“NEVER SIT DOWN IN A HOOPSKIRT AND OTHER THINGS I LEARNED IN SOUTHERN BELLE HELL,” by Crickett Rumley, Egmont, June 14, 2011, $8.99 (young adult)
“There she is, Miss America.”
Or perhaps, “There she is, Miss Magnolia Maid.”
The last thing Jane Fontaine Ventouras wants to be a part of is the annual Magnolia Maid Pageant, but after being expelled from 13 boarding schools in the past five years, she doesn’t really have a choice.
Jane is more of an anti-belle — think sarcasm and tattoos — than pageant girl material, but her grandmother thinks it’s a good idea, and Jane wants to make her happy. And in Bienville, Ala., the Magnolia Maid Pageant is what makes her happy.
Jane doesn’t expect to make it onto the Magnolia Court, but it looks like the pageant judges are looking for something different this year — a bit of modern mixed with Southern charm.

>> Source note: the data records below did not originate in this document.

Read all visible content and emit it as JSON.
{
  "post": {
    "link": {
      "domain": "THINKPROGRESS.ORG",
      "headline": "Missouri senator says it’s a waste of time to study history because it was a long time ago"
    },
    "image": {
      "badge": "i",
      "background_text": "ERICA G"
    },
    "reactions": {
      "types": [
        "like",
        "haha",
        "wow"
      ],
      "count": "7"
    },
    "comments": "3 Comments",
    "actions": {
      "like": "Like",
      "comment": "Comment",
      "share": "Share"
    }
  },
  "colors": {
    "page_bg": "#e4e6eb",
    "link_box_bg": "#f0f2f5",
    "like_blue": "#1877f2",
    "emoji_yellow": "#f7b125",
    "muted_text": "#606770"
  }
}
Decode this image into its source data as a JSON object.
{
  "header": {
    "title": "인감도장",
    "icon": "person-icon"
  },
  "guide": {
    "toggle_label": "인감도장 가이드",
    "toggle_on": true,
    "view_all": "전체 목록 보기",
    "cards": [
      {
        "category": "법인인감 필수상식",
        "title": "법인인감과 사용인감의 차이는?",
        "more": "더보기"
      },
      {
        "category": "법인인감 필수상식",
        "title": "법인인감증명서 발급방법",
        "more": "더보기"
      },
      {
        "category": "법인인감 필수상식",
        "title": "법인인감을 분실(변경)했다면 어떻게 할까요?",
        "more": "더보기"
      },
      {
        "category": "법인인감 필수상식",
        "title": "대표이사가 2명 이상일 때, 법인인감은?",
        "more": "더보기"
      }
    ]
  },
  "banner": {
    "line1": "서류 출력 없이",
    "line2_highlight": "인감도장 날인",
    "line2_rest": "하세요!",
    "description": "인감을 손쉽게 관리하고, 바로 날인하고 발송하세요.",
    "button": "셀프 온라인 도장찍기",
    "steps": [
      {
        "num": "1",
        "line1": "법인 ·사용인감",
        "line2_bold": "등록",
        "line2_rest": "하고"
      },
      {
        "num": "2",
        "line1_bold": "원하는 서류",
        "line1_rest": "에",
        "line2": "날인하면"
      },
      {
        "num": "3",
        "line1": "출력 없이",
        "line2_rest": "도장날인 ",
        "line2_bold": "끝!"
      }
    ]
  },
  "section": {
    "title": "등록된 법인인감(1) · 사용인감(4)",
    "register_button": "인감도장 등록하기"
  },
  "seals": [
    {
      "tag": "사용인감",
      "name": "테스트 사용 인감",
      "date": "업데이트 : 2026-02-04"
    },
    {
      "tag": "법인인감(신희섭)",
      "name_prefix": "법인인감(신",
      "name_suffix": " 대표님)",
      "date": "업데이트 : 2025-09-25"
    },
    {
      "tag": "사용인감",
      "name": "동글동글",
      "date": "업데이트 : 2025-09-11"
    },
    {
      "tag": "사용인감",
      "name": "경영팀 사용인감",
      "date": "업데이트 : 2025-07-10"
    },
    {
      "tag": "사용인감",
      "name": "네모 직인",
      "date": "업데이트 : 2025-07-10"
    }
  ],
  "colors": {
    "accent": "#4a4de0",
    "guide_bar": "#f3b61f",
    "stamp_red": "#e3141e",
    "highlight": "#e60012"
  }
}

Not all the local girls, or moms, are on board with this year’s changes, though, and they’d like nothing better than to ditch Jane and her new friends. All Jane wanted to do was escape, but she can’t ignore a challenge, even if that does mean learning to glide in front of locals while wearing a huge, ruffled dress a la Scarlett O’Hara.
“Never Sit Down in a Hoopskirt and Other Things I Learned in Southern Belle Hell” by Crickett Rumley is laugh-out-loud funny. Who hasn’t seen “Gone With the Wind”? And who hasn’t wondered what it would be like to walk around in one of those dresses? The book’s cover is a great setup for that.
But this book is more than a pageant experience. It’s also an exploration of individual growth. And it’s not just Jane that experiences change. Crickett’s book is smart without being in your face about it. Her voice is strong and her wit and sarcasm hit just the right notes.